→ Exercise brief:
Report all lines in the records that hold the string "chevron".

(Excerpts from an interface dataset)
------------------------------------------------

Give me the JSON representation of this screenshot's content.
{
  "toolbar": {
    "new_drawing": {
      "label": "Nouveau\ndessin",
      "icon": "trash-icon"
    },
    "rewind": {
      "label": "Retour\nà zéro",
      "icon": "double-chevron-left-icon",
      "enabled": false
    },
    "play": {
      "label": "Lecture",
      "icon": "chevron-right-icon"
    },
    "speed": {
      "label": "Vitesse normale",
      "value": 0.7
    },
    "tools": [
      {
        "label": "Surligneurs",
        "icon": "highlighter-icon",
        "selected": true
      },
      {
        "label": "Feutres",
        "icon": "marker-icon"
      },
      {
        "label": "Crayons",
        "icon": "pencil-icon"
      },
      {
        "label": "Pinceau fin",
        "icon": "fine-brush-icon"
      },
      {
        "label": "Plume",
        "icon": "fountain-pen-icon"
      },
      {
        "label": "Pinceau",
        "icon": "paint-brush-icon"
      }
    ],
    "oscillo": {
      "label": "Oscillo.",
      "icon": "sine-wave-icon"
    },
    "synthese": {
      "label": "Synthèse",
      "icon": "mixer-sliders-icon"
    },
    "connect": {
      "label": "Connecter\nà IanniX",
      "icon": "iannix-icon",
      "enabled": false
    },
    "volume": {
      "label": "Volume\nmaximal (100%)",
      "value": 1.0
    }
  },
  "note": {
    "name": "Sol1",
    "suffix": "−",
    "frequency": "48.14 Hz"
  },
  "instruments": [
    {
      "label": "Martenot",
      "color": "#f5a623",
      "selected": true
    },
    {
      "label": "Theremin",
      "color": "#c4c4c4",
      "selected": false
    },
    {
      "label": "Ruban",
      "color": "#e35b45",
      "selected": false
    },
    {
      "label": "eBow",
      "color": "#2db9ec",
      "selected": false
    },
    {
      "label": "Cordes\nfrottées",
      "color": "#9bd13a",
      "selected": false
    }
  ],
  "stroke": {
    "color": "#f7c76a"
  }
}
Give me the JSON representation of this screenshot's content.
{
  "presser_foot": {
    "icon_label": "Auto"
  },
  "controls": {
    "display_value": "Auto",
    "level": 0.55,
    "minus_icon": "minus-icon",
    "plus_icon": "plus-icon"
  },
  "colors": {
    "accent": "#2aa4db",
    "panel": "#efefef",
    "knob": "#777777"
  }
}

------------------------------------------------

→ Output:
      "icon": "double-chevron-left-icon",
      "icon": "chevron-right-icon"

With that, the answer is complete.